Data about app and page elements:

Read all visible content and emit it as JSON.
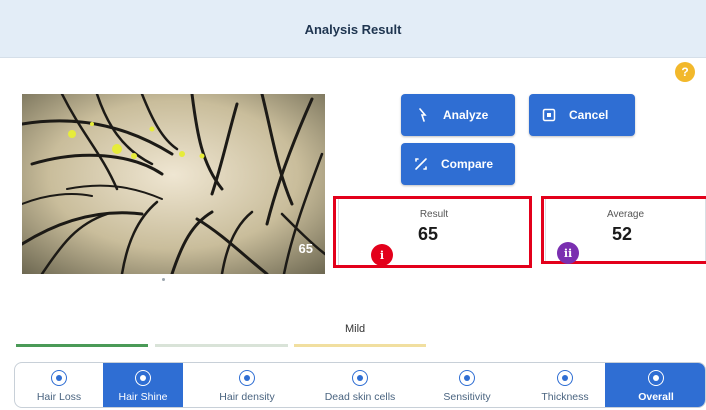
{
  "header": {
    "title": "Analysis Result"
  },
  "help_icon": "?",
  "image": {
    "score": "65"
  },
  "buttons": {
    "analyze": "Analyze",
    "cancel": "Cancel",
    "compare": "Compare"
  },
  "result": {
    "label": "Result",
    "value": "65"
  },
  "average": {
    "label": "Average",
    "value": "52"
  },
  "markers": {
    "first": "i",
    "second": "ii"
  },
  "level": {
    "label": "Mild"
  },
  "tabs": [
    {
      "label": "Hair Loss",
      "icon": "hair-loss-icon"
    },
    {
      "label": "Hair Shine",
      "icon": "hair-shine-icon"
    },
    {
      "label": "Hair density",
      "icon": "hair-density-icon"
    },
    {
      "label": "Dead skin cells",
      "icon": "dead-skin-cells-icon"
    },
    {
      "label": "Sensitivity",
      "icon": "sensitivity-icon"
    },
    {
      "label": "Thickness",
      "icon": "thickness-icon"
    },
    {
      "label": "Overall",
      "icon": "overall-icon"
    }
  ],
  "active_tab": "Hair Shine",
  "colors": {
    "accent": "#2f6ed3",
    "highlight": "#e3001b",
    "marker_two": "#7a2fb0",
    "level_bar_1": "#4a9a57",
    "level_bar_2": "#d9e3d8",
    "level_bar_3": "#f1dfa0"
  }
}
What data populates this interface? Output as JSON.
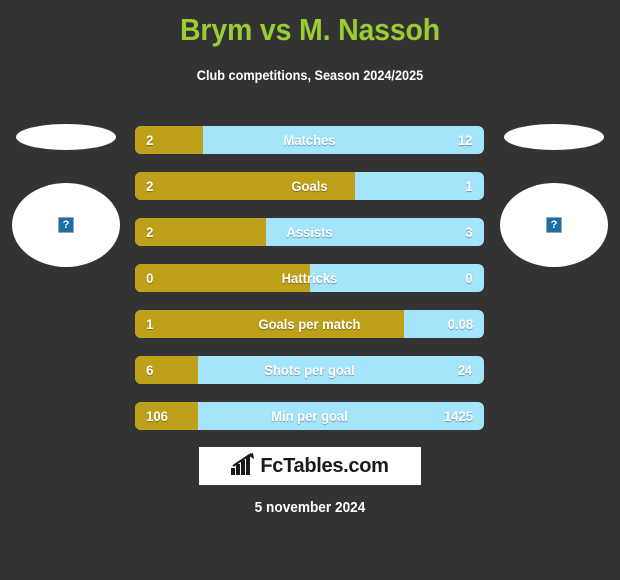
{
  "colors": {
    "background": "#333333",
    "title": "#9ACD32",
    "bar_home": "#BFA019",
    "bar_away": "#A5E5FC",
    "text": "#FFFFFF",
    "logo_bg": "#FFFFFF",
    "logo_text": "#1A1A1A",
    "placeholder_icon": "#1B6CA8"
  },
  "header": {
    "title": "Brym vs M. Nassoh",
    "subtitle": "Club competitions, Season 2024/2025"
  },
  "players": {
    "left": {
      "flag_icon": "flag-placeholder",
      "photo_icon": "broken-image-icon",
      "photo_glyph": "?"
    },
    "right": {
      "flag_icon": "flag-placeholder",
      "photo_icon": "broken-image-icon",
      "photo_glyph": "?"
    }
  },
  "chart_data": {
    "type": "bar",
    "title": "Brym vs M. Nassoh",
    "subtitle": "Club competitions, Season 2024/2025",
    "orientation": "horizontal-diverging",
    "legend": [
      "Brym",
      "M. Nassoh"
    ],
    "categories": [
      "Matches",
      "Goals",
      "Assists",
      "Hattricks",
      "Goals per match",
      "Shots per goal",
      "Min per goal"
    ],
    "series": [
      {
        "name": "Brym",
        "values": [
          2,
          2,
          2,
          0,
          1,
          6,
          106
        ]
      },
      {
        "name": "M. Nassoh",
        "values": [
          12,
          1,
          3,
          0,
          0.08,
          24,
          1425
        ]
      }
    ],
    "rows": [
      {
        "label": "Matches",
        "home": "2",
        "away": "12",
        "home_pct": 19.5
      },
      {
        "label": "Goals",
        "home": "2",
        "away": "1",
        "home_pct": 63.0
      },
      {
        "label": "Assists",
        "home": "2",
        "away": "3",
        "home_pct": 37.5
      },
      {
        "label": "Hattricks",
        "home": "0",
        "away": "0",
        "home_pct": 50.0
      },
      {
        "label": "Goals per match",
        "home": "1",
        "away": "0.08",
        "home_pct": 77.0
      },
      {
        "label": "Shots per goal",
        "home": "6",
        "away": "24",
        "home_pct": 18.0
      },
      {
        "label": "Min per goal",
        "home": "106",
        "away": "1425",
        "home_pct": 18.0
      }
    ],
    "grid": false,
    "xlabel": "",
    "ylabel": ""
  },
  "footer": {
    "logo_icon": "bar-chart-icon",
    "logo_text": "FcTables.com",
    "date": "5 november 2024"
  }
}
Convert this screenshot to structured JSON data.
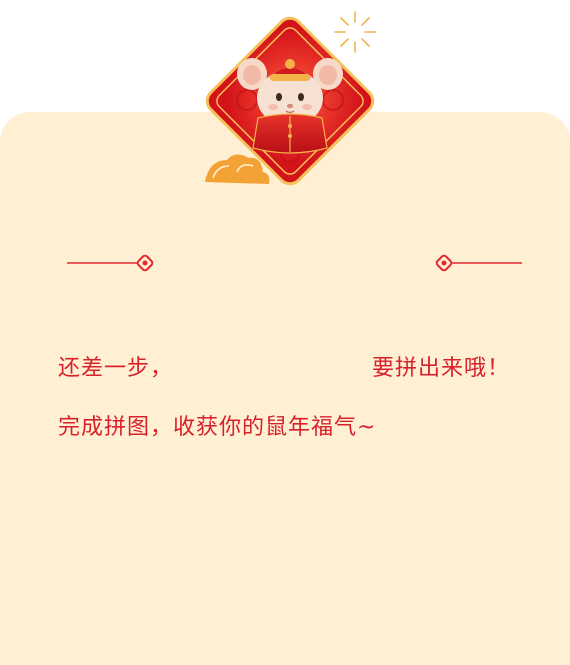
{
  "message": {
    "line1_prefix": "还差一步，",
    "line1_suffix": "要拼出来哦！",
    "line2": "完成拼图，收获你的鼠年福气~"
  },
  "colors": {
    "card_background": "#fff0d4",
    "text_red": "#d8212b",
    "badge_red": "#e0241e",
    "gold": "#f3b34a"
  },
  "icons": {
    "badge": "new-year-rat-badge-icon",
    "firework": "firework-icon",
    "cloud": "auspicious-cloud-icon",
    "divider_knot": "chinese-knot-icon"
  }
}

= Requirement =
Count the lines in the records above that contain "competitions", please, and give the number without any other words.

= Finished exercise =
2